a) At first Muhammad praised Christians along with Jews and Sabians:
“Those who believe (in the Quran), and those who follow the Jewish (scriptures), and the Christians and the Sabians, any who believe in Allah and the Last Day, and work righteousness, shall have their reward with their Lord; on them shall be no fear, nor shall they grieve.” (Al Baqarrah 2:62)
“Those who believe (in the Quran), those who follow the Jewish (scriptures), and the Sabians and the Christians, any who believe in Allah and the Last Day, and work righteousness,- on them shall be no fear, nor shall they grieve. (Al-Maidah 5:69)”
Later he turned against them possibly because of his contact with Christian states.
b) The following verses give a general sample of Muhammad’s hardening attitude towards Christianity:
“And they say: “None shall enter Paradise unless he be a Jew or a Christian.” Those are their (vain) desires. Say: “Produce your proof if ye are truthful.” (Al-Baqarrah 2:111)
“They say: “Become Jews or Christians if ye would be guided (to salvation).” Say thou: “Nay! (I would rather) the religion of Abraham the true, and be joined not gods with Allah.” (Al-Baqarrah 2:135)
“Or do ye say that Abraham, Isma’il, Isaac, Jacob and the tribes were Jews or Christians? Say: Do ye know better than Allah? Ah! who is more unjust than those who conceal the testimony they have from Allah? but Allah is not unmindful of what ye do!” (Al-Baqarrah 2:140)
“(Both) the Jews and the Christians say: “We are sons of Allah, and his beloved.” Say: “Why then doth He punish you for your sins? Nay, ye are but men, of the men he hath created: He forgiveth whom He pleaseth, and He punisheth whom He pleaseth” (Al-Maidah 5:18)
c) Muhammad attacked a number of core Christian beliefs:
1. The Messiah was God’s son:
“The Jews call ‘Uzair a son of Allah, and the Christians call Christ the son of Allah. That is a saying from their mouth; (in this) they but imitate what the unbelievers of old used to say. Allah’s curse be on them: how they are deluded away from the Truth!” (Al-Taubah 9:30)
2. The crucifixion:

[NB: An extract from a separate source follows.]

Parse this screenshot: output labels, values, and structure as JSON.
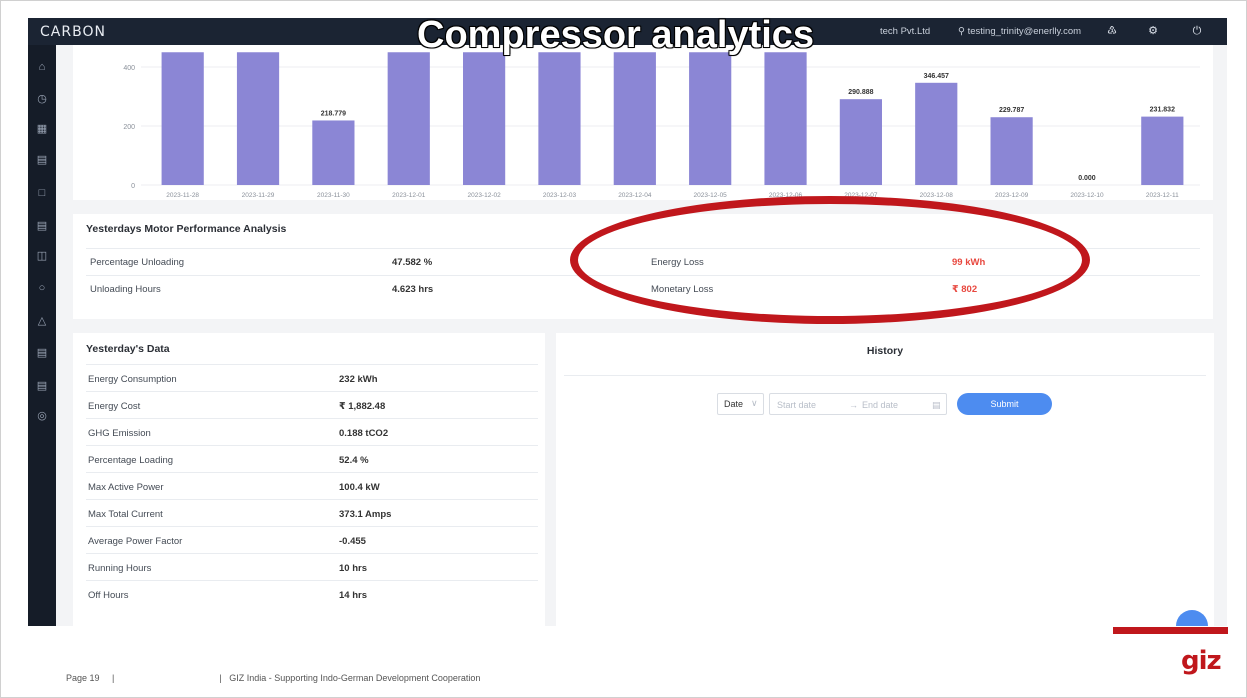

The crucifixion is denied (An-Nisa’ 4:156-158) and such a mistake and omission could only arise from a most imperfect acquaintance with the ordinary institutions and belief of the Christian communities, with whom Muhammad must have been brought in contact.

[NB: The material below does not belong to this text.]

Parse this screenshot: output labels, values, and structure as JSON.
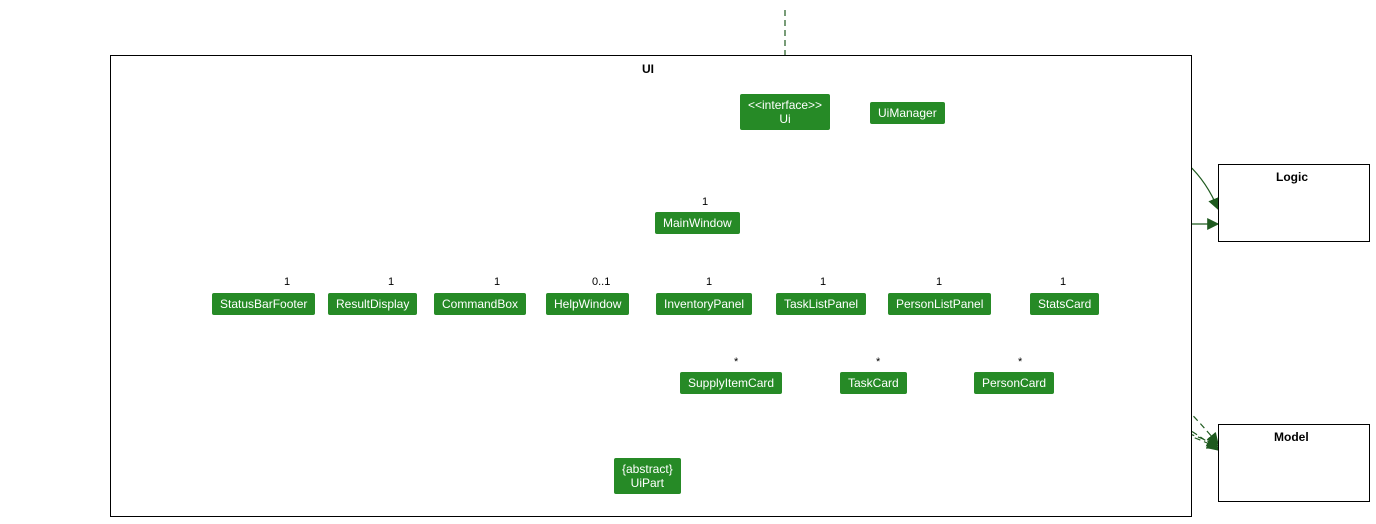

3. He especially denounced the Christian dogma:
The confusion he thought that Christian creeds engendered as shown in their endless schisms regarding the nature of the Trinity (Al-Maidah 5:73) and the person of Christ, and the idolatrous character of their worship, led him to turn from Christianity to Judaism as a model whereby to effect the reformation of a degraded and idolatrous people like the ancient Arabians,

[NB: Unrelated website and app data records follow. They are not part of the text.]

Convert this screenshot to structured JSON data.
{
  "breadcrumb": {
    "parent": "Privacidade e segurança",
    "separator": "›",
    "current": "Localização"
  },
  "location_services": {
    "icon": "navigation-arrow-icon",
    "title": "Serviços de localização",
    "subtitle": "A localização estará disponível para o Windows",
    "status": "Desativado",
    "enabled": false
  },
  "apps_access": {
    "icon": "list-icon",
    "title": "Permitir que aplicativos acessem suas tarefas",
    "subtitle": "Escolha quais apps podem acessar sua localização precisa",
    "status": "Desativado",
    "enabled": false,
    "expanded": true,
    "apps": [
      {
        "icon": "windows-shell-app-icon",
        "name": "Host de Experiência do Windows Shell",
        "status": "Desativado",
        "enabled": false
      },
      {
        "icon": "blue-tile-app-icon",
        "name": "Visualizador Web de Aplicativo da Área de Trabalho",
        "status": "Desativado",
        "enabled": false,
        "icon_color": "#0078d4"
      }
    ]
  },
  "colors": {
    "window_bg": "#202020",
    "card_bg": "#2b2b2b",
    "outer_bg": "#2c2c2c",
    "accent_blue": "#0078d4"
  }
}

4. He pointed out the deep divisions that existed amongst them:
“From those, too, who call themselves Christians, We did take a covenant, but they forgot a good part of the message that was sent them: so we estranged them, with enmity and hatred between the one and the other, to the day of judgement. And soon will Allah show them what it is they have done.” (Al-Maidah 5:14)
5. Muhammad also realised that despite following both the Jews and Christians followed the same book their differences were acute:
“The Jews say: “The Christians have naught (to stand) upon; and the Christians say: “The Jews have naught (to stand) upon.” Yet they (profess to) study the (same) Book. Like unto their word is what those say who know not; but Allah will judge between them in their quarrel on the Day of Judgment.” (Al-Baqarrah 2:113)
For these and other reasons Muhammad proposed that no meaningful relationship between Muslim and Christian would be tolerated:
“O ye who believe! take not the Jews and the Christians for your friends and protectors: They are but friends and protectors to each other. And he amongst you that turns to them (for friendship) is of them. Verily Allah guideth not a people unjust.” (Al-Maidah 5:18)